WORK TASK:
Copy out the entire listing precisely.

START DATA SUPPLIED

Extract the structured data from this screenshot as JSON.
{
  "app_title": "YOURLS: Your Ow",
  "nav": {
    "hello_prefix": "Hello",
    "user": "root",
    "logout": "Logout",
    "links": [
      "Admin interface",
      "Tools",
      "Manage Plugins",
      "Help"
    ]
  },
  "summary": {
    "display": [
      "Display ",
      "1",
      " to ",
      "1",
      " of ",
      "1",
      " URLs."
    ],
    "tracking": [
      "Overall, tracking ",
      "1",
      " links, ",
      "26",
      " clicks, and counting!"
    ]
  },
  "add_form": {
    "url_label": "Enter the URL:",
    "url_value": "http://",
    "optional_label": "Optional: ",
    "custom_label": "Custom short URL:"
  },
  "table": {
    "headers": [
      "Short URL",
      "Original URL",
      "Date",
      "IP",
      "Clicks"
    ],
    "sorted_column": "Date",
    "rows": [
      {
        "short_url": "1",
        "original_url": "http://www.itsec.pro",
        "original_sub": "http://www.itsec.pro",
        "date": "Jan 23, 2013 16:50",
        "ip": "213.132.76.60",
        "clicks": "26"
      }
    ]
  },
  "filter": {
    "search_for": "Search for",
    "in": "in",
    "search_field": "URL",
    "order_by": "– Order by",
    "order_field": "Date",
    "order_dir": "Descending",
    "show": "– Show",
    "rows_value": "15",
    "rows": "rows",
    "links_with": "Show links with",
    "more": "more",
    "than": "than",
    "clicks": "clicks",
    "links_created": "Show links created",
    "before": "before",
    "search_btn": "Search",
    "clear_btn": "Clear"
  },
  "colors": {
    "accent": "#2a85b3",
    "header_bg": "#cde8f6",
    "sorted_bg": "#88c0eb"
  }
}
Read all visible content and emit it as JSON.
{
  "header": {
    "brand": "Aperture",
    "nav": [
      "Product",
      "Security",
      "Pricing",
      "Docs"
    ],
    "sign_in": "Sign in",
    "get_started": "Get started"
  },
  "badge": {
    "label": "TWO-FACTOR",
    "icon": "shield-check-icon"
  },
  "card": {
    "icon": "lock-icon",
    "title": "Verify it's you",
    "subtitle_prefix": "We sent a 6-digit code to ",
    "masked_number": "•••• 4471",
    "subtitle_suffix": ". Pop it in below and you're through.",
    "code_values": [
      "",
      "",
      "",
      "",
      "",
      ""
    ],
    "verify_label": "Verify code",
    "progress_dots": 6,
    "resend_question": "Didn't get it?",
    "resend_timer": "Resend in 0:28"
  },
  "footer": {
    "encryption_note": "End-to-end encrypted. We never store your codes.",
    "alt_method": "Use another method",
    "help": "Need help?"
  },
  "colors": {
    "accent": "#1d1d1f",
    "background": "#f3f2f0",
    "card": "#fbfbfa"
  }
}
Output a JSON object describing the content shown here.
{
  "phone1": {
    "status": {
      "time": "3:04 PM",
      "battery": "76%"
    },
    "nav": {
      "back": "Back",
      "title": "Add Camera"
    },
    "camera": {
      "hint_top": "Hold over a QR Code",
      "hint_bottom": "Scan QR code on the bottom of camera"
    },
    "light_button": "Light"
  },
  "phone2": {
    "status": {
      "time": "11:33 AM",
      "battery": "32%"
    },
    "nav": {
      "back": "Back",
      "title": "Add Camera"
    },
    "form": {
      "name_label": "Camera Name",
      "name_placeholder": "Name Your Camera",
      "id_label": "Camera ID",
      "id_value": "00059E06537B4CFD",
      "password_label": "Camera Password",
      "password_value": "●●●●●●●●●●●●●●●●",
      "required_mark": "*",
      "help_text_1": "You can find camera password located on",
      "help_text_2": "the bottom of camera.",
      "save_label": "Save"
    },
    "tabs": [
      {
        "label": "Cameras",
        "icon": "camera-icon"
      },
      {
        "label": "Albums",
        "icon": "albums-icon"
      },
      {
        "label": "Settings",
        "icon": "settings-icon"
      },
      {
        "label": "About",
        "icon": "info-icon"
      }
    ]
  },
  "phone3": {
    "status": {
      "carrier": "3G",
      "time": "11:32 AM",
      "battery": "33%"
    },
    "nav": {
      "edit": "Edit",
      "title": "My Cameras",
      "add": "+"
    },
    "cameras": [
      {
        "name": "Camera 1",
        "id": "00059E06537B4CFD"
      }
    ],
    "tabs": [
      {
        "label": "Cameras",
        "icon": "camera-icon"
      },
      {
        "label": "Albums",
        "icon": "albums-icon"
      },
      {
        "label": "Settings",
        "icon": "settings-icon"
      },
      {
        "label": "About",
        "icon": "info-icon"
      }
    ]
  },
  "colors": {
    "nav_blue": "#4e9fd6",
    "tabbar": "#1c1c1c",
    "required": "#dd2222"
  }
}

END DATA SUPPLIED

WRITTEN ANSWER:
Extract the structured data from this screenshot as JSON.
{
  "app_title": "YOURLS: Your Ow",
  "nav": {
    "hello_prefix": "Hello",
    "user": "root",
    "logout": "Logout",
    "links": [
      "Admin interface",
      "Tools",
      "Manage Plugins",
      "Help"
    ]
  },
  "summary": {
    "display": [
      "Display ",
      "1",
      " to ",
      "1",
      " of ",
      "1",
      " URLs."
    ],
    "tracking": [
      "Overall, tracking ",
      "1",
      " links, ",
      "26",
      " clicks, and counting!"
    ]
  },
  "add_form": {
    "url_label": "Enter the URL:",
    "url_value": "http://",
    "optional_label": "Optional: ",
    "custom_label": "Custom short URL:"
  },
  "table": {
    "headers": [
      "Short URL",
      "Original URL",
      "Date",
      "IP",
      "Clicks"
    ],
    "sorted_column": "Date",
    "rows": [
      {
        "short_url": "1",
        "original_url": "http://www.itsec.pro",
        "original_sub": "http://www.itsec.pro",
        "date": "Jan 23, 2013 16:50",
        "ip": "213.132.76.60",
        "clicks": "26"
      }
    ]
  },
  "filter": {
    "search_for": "Search for",
    "in": "in",
    "search_field": "URL",
    "order_by": "– Order by",
    "order_field": "Date",
    "order_dir": "Descending",
    "show": "– Show",
    "rows_value": "15",
    "rows": "rows",
    "links_with": "Show links with",
    "more": "more",
    "than": "than",
    "clicks": "clicks",
    "links_created": "Show links created",
    "before": "before",
    "search_btn": "Search",
    "clear_btn": "Clear"
  },
  "colors": {
    "accent": "#2a85b3",
    "header_bg": "#cde8f6",
    "sorted_bg": "#88c0eb"
  }
}
Read all visible content and emit it as JSON.
{
  "header": {
    "brand": "Aperture",
    "nav": [
      "Product",
      "Security",
      "Pricing",
      "Docs"
    ],
    "sign_in": "Sign in",
    "get_started": "Get started"
  },
  "badge": {
    "label": "TWO-FACTOR",
    "icon": "shield-check-icon"
  },
  "card": {
    "icon": "lock-icon",
    "title": "Verify it's you",
    "subtitle_prefix": "We sent a 6-digit code to ",
    "masked_number": "•••• 4471",
    "subtitle_suffix": ". Pop it in below and you're through.",
    "code_values": [
      "",
      "",
      "",
      "",
      "",
      ""
    ],
    "verify_label": "Verify code",
    "progress_dots": 6,
    "resend_question": "Didn't get it?",
    "resend_timer": "Resend in 0:28"
  },
  "footer": {
    "encryption_note": "End-to-end encrypted. We never store your codes.",
    "alt_method": "Use another method",
    "help": "Need help?"
  },
  "colors": {
    "accent": "#1d1d1f",
    "background": "#f3f2f0",
    "card": "#fbfbfa"
  }
}
Output a JSON object describing the content shown here.
{
  "phone1": {
    "status": {
      "time": "3:04 PM",
      "battery": "76%"
    },
    "nav": {
      "back": "Back",
      "title": "Add Camera"
    },
    "camera": {
      "hint_top": "Hold over a QR Code",
      "hint_bottom": "Scan QR code on the bottom of camera"
    },
    "light_button": "Light"
  },
  "phone2": {
    "status": {
      "time": "11:33 AM",
      "battery": "32%"
    },
    "nav": {
      "back": "Back",
      "title": "Add Camera"
    },
    "form": {
      "name_label": "Camera Name",
      "name_placeholder": "Name Your Camera",
      "id_label": "Camera ID",
      "id_value": "00059E06537B4CFD",
      "password_label": "Camera Password",
      "password_value": "●●●●●●●●●●●●●●●●",
      "required_mark": "*",
      "help_text_1": "You can find camera password located on",
      "help_text_2": "the bottom of camera.",
      "save_label": "Save"
    },
    "tabs": [
      {
        "label": "Cameras",
        "icon": "camera-icon"
      },
      {
        "label": "Albums",
        "icon": "albums-icon"
      },
      {
        "label": "Settings",
        "icon": "settings-icon"
      },
      {
        "label": "About",
        "icon": "info-icon"
      }
    ]
  },
  "phone3": {
    "status": {
      "carrier": "3G",
      "time": "11:32 AM",
      "battery": "33%"
    },
    "nav": {
      "edit": "Edit",
      "title": "My Cameras",
      "add": "+"
    },
    "cameras": [
      {
        "name": "Camera 1",
        "id": "00059E06537B4CFD"
      }
    ],
    "tabs": [
      {
        "label": "Cameras",
        "icon": "camera-icon"
      },
      {
        "label": "Albums",
        "icon": "albums-icon"
      },
      {
        "label": "Settings",
        "icon": "settings-icon"
      },
      {
        "label": "About",
        "icon": "info-icon"
      }
    ]
  },
  "colors": {
    "nav_blue": "#4e9fd6",
    "tabbar": "#1c1c1c",
    "required": "#dd2222"
  }
}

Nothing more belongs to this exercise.